WORK INSTRUCTIONS - Wherever a line below holds the word "name", copy that line.
**** DATA FOR ANALYSIS ****
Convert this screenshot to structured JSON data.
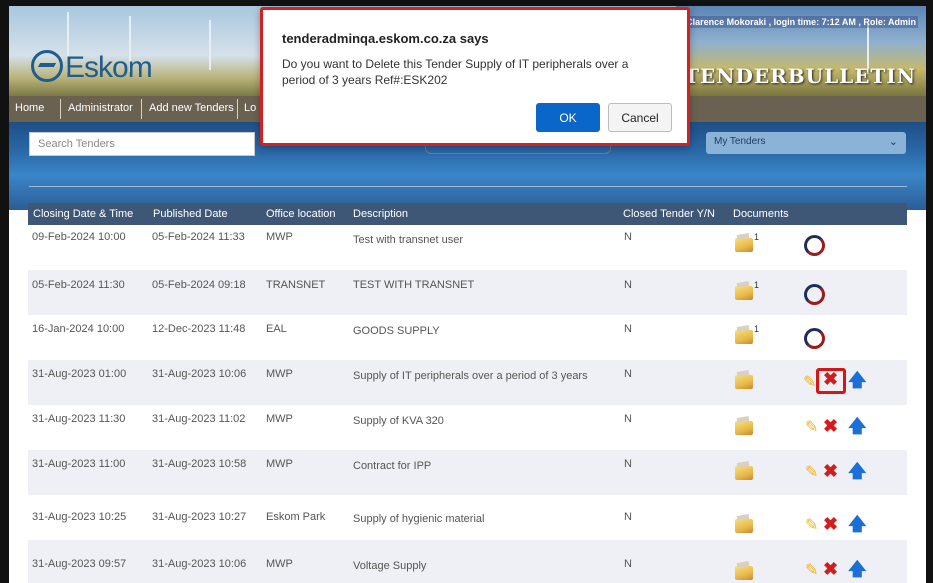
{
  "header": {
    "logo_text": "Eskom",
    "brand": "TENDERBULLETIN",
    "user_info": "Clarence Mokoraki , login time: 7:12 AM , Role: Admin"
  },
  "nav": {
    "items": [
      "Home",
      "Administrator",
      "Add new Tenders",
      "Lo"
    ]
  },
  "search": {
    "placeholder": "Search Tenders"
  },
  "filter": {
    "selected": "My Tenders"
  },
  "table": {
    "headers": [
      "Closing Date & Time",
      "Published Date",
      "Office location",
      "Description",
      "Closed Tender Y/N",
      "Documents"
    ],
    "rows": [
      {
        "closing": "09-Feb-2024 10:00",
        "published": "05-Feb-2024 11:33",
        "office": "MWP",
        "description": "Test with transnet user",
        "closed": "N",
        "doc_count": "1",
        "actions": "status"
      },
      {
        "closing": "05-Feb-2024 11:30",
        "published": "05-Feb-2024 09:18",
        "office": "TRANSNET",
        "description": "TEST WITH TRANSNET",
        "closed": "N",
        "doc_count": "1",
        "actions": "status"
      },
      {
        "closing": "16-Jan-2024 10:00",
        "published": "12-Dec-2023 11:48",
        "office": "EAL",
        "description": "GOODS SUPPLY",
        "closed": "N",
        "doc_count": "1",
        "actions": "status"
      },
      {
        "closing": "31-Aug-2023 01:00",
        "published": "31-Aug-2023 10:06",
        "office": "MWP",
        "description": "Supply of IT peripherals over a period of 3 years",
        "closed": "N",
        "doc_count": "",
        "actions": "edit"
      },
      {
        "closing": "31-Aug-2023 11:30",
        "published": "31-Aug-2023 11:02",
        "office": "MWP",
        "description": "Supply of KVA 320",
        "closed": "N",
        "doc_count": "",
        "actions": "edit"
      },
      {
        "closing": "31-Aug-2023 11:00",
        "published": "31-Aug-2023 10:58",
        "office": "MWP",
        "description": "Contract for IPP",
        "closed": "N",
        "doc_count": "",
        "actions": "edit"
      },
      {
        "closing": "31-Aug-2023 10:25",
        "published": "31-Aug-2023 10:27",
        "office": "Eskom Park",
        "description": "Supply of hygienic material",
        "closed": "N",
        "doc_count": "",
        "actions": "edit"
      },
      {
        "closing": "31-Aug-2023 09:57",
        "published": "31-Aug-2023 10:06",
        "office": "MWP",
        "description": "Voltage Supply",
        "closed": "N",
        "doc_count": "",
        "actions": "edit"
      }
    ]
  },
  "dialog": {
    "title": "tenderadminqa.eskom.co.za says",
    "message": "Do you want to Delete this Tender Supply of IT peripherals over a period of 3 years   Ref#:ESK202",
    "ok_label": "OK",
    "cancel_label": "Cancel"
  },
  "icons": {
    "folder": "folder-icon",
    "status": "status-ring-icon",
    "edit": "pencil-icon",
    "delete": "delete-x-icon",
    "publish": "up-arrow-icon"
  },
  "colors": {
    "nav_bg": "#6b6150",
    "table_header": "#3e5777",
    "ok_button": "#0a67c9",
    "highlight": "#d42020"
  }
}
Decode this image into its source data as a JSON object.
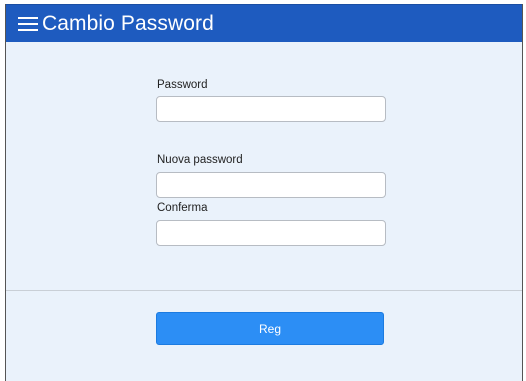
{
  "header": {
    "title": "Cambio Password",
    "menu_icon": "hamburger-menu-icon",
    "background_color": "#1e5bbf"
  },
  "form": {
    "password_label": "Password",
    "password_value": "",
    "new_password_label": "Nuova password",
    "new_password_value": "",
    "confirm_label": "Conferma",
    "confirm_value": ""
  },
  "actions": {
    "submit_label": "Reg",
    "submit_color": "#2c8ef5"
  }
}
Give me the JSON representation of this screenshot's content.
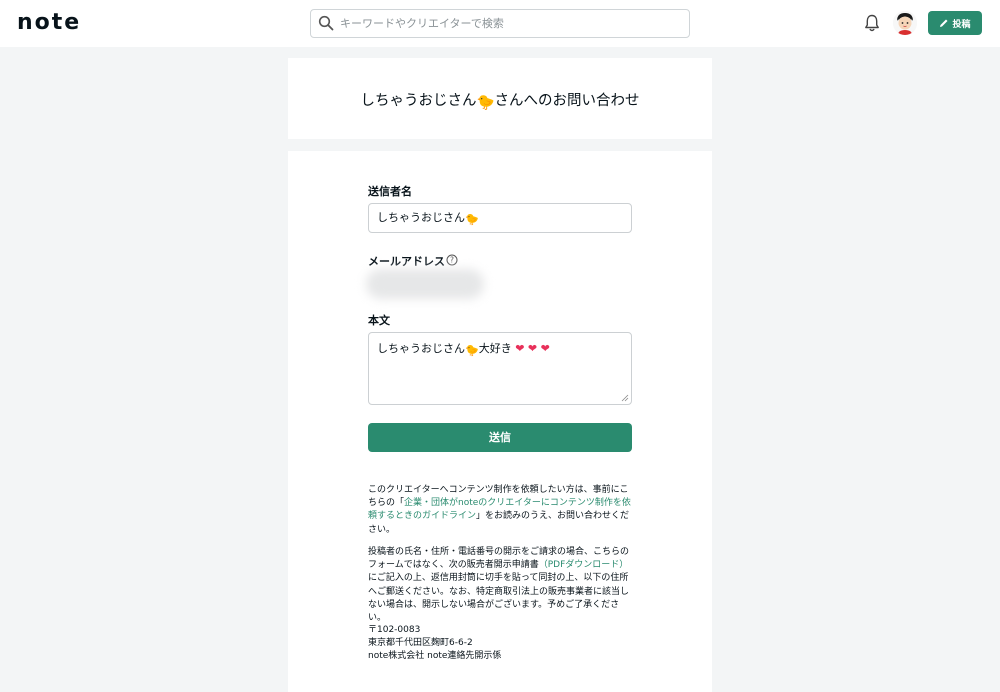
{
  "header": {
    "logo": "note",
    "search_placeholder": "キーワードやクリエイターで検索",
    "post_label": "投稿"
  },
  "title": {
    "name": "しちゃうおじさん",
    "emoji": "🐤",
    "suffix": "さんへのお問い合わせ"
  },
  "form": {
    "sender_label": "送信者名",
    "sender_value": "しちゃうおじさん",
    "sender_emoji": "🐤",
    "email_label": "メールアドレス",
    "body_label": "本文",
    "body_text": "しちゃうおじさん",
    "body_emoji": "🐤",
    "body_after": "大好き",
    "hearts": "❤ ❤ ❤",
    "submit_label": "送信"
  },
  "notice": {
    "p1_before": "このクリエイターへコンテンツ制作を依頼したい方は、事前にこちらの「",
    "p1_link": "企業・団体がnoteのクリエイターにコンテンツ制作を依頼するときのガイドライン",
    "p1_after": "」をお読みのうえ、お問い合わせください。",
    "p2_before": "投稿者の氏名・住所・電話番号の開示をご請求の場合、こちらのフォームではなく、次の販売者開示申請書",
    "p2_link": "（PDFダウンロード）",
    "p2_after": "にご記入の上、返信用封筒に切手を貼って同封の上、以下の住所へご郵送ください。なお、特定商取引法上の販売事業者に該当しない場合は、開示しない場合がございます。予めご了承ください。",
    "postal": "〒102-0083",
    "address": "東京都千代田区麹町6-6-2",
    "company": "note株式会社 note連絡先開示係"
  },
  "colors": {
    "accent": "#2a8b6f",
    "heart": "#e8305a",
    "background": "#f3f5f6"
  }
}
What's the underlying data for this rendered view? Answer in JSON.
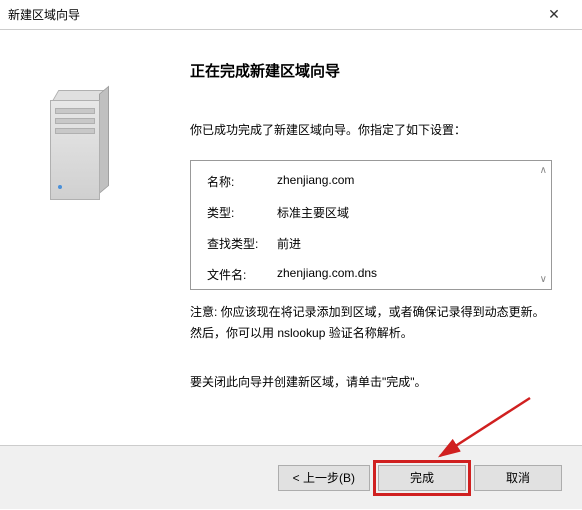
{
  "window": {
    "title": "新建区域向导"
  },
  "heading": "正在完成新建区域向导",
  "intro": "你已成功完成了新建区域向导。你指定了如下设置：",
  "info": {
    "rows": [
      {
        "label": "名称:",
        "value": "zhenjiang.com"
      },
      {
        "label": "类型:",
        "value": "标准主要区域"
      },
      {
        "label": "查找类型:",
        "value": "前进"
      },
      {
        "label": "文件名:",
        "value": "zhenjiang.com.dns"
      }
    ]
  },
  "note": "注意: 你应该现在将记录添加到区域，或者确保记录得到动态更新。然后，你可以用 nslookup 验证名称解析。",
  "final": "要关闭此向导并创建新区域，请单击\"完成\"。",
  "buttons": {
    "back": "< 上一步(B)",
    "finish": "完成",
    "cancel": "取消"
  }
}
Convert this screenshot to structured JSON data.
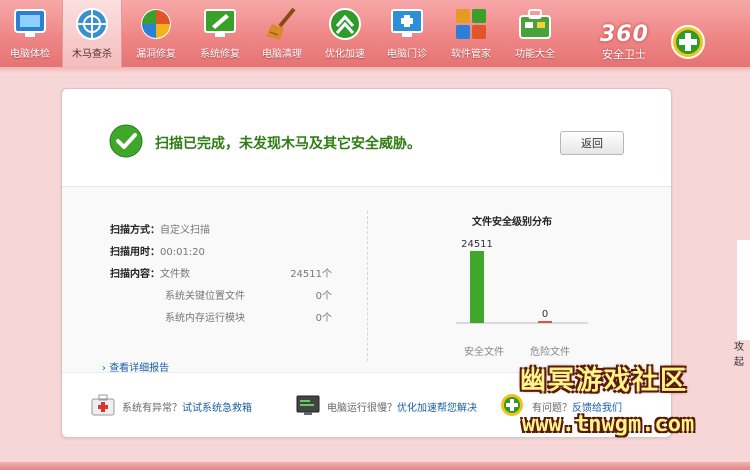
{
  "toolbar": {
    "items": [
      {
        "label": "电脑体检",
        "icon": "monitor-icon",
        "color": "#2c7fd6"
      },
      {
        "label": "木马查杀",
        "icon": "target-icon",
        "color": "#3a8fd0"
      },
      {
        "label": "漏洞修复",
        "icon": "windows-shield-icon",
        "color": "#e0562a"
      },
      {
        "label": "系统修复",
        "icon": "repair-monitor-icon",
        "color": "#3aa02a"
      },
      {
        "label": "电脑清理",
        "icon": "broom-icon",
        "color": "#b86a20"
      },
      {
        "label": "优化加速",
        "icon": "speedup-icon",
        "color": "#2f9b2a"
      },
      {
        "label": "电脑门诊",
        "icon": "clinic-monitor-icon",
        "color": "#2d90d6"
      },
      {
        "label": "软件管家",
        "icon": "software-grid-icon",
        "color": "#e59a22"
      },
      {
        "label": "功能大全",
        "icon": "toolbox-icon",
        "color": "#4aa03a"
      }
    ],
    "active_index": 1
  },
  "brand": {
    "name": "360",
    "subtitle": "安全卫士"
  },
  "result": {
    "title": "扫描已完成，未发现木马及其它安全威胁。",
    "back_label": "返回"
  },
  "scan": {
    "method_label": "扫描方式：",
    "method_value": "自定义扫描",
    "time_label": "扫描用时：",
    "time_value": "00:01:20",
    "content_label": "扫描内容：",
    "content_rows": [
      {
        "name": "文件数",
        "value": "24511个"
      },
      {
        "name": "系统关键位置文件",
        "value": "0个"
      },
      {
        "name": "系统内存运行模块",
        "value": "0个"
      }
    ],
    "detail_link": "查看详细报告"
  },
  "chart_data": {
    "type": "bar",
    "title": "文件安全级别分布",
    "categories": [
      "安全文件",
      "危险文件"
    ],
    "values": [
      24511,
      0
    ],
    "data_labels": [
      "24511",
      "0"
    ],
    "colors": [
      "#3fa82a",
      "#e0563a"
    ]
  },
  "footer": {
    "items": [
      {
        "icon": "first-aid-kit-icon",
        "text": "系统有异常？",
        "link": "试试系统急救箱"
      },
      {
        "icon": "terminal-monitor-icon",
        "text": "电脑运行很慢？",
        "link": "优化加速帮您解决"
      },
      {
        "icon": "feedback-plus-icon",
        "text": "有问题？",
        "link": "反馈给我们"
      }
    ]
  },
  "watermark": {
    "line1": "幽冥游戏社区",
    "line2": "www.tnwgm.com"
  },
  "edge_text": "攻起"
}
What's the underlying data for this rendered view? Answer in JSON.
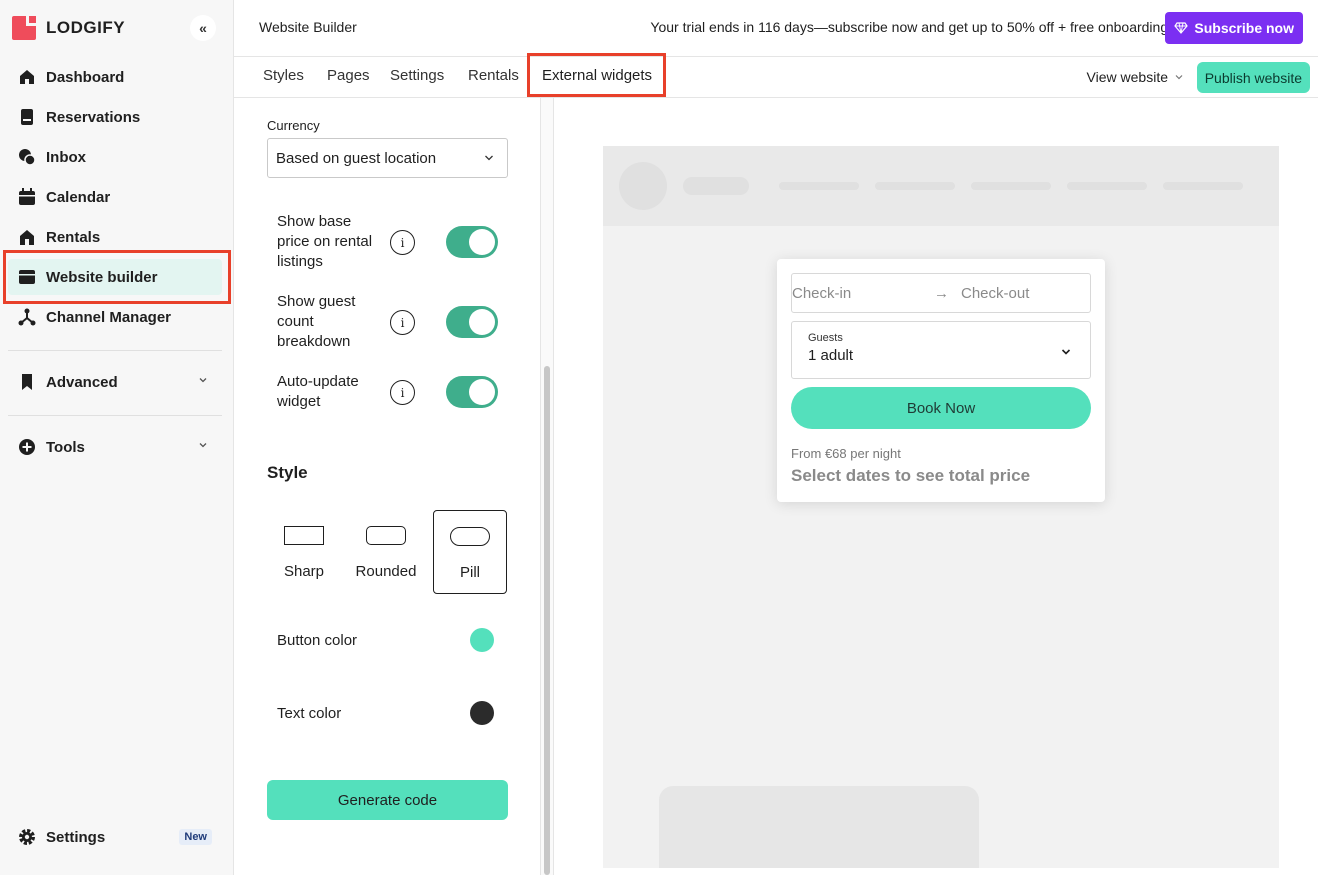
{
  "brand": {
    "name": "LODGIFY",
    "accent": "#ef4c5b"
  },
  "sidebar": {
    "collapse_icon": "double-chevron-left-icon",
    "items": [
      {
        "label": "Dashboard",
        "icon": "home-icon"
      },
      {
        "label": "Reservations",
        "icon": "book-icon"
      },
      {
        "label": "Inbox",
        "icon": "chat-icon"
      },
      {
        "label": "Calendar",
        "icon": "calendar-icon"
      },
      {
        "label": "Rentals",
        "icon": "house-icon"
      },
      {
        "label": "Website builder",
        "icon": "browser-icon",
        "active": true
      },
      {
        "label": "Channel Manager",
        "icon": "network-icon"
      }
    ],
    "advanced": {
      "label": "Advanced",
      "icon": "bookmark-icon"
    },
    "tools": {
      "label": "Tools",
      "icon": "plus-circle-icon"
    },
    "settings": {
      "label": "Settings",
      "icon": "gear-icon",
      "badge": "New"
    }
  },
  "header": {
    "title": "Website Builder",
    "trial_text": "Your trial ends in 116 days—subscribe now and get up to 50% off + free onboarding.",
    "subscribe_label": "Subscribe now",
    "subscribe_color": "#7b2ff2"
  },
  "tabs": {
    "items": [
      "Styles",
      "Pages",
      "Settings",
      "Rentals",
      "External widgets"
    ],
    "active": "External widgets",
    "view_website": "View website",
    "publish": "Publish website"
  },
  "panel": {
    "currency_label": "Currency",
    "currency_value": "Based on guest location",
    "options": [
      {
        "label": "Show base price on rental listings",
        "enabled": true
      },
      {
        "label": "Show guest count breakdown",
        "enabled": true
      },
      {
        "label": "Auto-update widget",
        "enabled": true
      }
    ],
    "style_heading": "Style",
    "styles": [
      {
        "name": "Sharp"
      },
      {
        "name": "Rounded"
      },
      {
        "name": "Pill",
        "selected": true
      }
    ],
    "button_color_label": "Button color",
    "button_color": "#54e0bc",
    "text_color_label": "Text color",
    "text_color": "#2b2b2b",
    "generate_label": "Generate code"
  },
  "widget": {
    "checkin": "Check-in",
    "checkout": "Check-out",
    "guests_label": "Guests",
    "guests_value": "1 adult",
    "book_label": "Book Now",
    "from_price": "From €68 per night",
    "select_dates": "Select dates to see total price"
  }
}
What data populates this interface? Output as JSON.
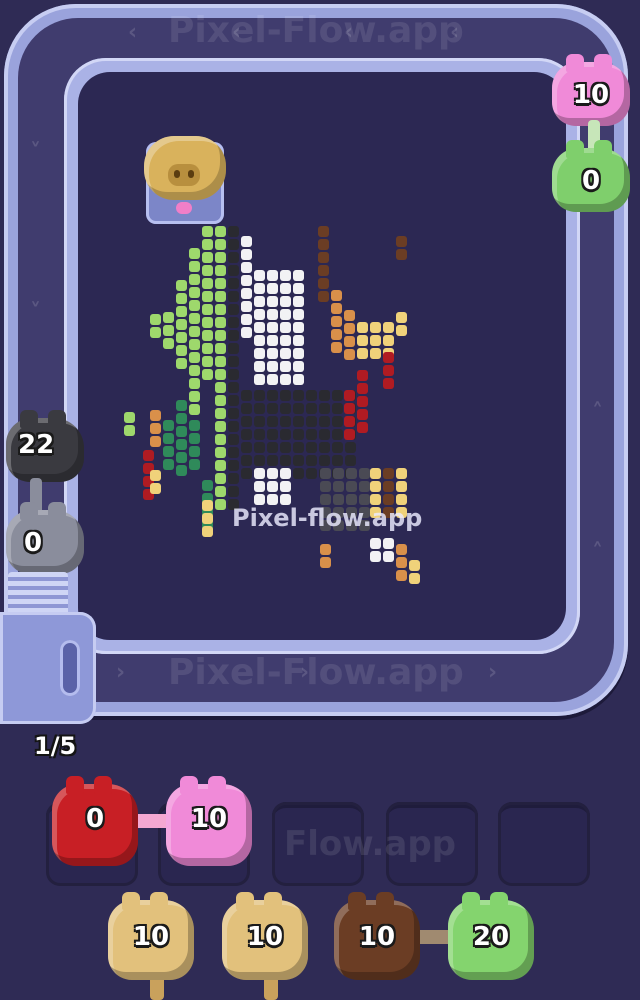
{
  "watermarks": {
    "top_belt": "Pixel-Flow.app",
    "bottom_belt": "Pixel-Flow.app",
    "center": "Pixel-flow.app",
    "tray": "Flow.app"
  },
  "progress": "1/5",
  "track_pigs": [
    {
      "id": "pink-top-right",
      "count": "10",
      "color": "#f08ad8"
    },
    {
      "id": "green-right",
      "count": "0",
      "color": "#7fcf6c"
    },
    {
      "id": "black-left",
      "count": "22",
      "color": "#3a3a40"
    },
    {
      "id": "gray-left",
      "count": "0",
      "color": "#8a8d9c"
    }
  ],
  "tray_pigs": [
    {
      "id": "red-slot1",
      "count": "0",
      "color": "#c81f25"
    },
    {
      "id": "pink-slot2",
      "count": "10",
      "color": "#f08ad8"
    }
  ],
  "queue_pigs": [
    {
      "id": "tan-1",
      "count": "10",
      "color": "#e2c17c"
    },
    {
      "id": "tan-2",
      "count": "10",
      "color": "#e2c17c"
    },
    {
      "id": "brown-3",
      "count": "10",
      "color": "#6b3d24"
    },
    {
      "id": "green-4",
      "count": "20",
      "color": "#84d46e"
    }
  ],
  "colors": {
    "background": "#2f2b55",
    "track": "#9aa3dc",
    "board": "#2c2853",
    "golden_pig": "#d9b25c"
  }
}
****
TASK SOLUTION -
    "name": "しちゃうおじさん",
    "name": "360",
        "name": "文件数",
        "name": "系统关键位置文件",
        "name": "系统内存运行模块",
    "name": "LODGIFY",
        "name": "Sharp"
        "name": "Rounded"
        "name": "Pill",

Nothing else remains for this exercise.